Publication Publication Date Title
DE102015108605A9 (en) Lane change path planning algorithm for an autonomous vehicle
US9117098B2 (en) On-board traffic density estimator
US9079587B1 (en) Autonomous control in a dense vehicle environment
US8706417B2 (en) Anchor lane selection method using navigation input in road change scenarios
US8798907B2 (en) On-vehicle apparatus, preceding vehicle position determining apparatus, and preceding vehicle position determining method
US9836964B2 (en) Vehicle identification system and vehicle identification device
US8775063B2 (en) System and method of lane path estimation using sensor fusion
US8970401B2 (en) Using image sensor and tracking filter time-to-go to avoid mid-air collisions
US7920087B2 (en) Apparatus for estimating state of vehicle located in frontward field
JP3779280B2 (en) Collision prediction device
US6147637A (en) Obstacle detecting system for automotive vehicle
JP3891011B2 (en) Cruise control device, program
JP4087930B2 (en) Automatic detection method and device for right-hand traffic or left-hand traffic
EP0775919B1 (en) A scan-type radar apparatus for a vehicle to accurately detect an object in a lane of the radar equipped vehicle
US6896082B2 (en) Road surface detection apparatus and apparatus for detecting upward/downward axis displacement of vehicle-mounted radar
US7889116B2 (en) Object detecting apparatus
US6202027B1 (en) Automatic curve sensor calibration method for an automotive CW/ICC system
DE102012204441A1 (en) Method and device for detecting a course of a road for vehicles
US7275431B2 (en) Vehicle mounted system for detecting objects
US5530447A (en) Blind-zone target discrimination method and system for road vehicle radar
EP2140287B1 (en) Driver assistance system and method for determining the plausibility of objects
EP1371997B1 (en) Method for detecting stationary object on road by radar
EP0764279B1 (en) A method for determining the traffic lane of a vehicle
US8126640B2 (en) Method and device for predicting the course of motor vehicles
US8065084B2 (en) Method for determining the plausibility of objects in driver assistance systems
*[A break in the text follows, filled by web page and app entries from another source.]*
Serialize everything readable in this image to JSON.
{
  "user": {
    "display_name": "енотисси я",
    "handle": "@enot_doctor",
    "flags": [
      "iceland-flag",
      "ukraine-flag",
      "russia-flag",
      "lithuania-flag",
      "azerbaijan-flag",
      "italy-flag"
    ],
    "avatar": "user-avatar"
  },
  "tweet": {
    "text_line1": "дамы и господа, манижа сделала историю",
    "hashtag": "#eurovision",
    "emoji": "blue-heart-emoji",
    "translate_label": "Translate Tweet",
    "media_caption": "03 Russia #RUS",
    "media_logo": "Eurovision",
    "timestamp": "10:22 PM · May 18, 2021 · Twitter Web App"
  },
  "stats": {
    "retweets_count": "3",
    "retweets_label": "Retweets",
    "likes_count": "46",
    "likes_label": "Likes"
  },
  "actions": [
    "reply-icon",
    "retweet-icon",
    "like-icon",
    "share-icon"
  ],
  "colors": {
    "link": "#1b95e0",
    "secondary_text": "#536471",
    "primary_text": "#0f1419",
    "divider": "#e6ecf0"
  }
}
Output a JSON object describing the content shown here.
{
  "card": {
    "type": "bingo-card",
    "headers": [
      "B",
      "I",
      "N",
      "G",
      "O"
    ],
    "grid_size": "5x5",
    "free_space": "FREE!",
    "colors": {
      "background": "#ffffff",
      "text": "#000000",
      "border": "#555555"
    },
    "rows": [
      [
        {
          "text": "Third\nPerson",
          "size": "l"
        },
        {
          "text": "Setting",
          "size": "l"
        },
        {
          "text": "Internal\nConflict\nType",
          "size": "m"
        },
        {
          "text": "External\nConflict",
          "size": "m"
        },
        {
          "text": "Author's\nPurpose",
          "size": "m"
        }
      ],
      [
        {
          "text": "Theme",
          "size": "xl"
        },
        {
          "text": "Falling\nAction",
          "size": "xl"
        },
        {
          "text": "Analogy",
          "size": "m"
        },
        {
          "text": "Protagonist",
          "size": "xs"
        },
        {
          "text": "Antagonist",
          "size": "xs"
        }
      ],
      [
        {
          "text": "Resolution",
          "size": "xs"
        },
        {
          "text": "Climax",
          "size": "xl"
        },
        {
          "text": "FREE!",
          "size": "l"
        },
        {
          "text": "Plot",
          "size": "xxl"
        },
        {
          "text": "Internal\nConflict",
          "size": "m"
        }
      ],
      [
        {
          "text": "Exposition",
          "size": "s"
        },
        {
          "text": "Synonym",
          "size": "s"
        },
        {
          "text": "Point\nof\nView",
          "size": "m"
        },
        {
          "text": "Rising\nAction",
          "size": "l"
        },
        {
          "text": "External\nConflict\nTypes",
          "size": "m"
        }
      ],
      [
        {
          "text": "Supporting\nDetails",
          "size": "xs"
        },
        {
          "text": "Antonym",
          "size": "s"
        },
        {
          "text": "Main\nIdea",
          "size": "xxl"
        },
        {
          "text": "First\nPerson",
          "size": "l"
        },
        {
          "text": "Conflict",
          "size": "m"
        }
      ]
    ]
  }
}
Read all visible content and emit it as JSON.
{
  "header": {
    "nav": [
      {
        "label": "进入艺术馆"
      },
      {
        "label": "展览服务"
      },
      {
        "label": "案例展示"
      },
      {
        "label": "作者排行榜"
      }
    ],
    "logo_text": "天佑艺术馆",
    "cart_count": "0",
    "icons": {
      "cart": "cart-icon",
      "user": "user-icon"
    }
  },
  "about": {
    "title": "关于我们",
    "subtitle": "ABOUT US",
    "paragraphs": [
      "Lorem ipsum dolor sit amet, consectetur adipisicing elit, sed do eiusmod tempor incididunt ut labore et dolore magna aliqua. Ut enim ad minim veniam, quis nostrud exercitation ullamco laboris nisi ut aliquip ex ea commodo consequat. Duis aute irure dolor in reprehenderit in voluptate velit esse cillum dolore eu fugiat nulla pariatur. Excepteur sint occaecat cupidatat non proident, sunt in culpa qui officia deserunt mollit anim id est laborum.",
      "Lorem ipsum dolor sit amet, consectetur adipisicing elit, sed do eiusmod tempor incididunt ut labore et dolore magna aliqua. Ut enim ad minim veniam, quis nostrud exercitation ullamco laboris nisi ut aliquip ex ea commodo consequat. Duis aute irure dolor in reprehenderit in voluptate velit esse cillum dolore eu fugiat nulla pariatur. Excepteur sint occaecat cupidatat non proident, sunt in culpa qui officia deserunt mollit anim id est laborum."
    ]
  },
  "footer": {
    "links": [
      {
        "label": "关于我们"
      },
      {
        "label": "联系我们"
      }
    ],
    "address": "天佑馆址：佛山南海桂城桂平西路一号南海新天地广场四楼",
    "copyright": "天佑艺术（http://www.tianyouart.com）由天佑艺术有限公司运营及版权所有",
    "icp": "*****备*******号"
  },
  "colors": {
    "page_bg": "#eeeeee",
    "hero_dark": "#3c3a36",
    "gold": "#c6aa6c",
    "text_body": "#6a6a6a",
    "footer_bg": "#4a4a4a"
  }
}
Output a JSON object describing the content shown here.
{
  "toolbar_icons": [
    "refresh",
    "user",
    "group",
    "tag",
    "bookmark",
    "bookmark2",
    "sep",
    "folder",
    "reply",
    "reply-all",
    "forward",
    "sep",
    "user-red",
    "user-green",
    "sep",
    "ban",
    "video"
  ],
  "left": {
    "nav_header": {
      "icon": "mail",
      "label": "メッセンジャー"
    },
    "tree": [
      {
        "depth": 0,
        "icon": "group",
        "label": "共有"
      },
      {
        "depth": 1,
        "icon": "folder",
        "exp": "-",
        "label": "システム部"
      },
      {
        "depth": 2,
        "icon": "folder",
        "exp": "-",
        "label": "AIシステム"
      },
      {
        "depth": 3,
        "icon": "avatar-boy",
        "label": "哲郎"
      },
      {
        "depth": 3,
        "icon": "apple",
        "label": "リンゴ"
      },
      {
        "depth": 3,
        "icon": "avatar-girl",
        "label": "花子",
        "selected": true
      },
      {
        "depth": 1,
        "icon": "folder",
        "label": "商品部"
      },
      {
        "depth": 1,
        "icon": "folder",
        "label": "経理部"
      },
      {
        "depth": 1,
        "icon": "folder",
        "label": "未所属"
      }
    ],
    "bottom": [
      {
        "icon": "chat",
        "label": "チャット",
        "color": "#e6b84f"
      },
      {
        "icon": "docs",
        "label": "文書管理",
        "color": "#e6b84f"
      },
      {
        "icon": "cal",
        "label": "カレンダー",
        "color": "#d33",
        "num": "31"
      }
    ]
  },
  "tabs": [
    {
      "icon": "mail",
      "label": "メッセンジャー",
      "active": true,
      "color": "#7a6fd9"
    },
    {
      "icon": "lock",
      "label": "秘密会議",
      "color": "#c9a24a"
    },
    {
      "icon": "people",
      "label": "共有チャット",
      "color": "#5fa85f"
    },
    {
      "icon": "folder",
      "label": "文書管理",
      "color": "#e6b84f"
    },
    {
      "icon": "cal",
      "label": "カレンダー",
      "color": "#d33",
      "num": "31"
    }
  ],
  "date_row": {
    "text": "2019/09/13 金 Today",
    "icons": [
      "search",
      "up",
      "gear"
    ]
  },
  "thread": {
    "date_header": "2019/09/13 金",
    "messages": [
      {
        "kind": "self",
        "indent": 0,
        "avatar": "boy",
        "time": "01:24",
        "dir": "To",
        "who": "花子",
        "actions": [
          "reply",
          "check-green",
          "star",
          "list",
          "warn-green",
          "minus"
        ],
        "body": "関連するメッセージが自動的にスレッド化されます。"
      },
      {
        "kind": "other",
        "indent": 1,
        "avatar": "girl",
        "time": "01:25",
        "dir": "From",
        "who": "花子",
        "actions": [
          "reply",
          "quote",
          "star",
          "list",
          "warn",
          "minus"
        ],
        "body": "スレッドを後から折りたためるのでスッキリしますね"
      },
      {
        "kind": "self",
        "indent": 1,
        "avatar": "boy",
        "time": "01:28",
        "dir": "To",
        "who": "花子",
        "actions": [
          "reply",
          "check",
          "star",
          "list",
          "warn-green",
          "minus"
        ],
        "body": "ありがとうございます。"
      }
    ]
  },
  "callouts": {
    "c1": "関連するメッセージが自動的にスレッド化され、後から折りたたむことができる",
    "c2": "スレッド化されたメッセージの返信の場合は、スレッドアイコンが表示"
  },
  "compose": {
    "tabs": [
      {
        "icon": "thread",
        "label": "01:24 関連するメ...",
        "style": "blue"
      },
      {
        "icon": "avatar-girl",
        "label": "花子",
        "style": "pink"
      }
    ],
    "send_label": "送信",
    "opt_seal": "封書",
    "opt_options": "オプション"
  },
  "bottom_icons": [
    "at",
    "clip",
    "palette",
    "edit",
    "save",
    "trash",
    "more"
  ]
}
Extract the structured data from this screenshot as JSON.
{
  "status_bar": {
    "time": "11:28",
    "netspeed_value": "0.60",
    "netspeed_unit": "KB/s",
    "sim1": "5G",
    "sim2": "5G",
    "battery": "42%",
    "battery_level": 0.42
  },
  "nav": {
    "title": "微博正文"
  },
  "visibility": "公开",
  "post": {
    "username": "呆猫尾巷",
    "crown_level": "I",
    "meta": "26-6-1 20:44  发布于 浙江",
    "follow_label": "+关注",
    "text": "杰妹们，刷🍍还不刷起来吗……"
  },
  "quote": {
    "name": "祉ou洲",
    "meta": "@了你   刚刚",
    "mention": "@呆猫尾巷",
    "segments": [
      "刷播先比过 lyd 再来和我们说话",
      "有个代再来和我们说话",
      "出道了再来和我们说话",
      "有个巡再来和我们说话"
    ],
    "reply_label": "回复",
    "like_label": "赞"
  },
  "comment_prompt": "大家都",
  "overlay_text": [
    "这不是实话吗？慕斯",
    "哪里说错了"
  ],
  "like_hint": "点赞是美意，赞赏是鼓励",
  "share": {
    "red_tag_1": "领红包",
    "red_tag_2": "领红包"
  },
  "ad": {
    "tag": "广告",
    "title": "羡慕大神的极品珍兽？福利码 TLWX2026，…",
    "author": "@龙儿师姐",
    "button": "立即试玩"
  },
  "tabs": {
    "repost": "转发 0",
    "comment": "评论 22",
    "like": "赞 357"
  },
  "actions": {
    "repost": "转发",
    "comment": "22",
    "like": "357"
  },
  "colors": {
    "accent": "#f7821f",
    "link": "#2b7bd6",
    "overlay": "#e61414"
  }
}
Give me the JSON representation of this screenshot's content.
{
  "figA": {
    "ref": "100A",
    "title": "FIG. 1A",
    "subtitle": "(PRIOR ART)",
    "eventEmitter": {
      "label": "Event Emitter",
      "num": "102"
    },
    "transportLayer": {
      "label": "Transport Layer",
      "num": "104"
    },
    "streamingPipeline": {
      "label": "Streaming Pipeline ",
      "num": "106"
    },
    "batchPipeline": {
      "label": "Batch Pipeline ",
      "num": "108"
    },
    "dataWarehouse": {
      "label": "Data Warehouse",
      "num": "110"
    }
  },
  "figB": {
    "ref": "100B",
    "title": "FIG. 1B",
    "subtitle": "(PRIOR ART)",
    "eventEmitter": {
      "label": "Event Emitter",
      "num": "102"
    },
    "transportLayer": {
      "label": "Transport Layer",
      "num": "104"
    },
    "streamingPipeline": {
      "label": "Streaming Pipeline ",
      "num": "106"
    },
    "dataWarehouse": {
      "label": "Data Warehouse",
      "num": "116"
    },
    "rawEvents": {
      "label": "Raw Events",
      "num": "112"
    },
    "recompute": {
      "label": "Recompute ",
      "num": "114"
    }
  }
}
Legal Events

Date Code Title Description
A201 Request for examination
E902 Notification of reason for refusal
E701 Decision to grant or registration of patent right
GRNT Written decision to grant
FPAY Annual fee payment

Payment date: 20121030

Year of fee payment: 6

FPAY Annual fee payment

Payment date: 20131025

Year of fee payment: 7

FPAY Annual fee payment

Payment date: 20141023

Year of fee payment: 8

FPAY Annual fee payment

Payment date: 20151026

Year of fee payment: 9

FPAY Annual fee payment

Payment date: 20161025

Year of fee payment: 10

FPAY Annual fee payment

Payment date: 20171025

Year of fee payment: 11

FPAY Annual fee payment

Payment date: 20181025

Year of fee payment: 12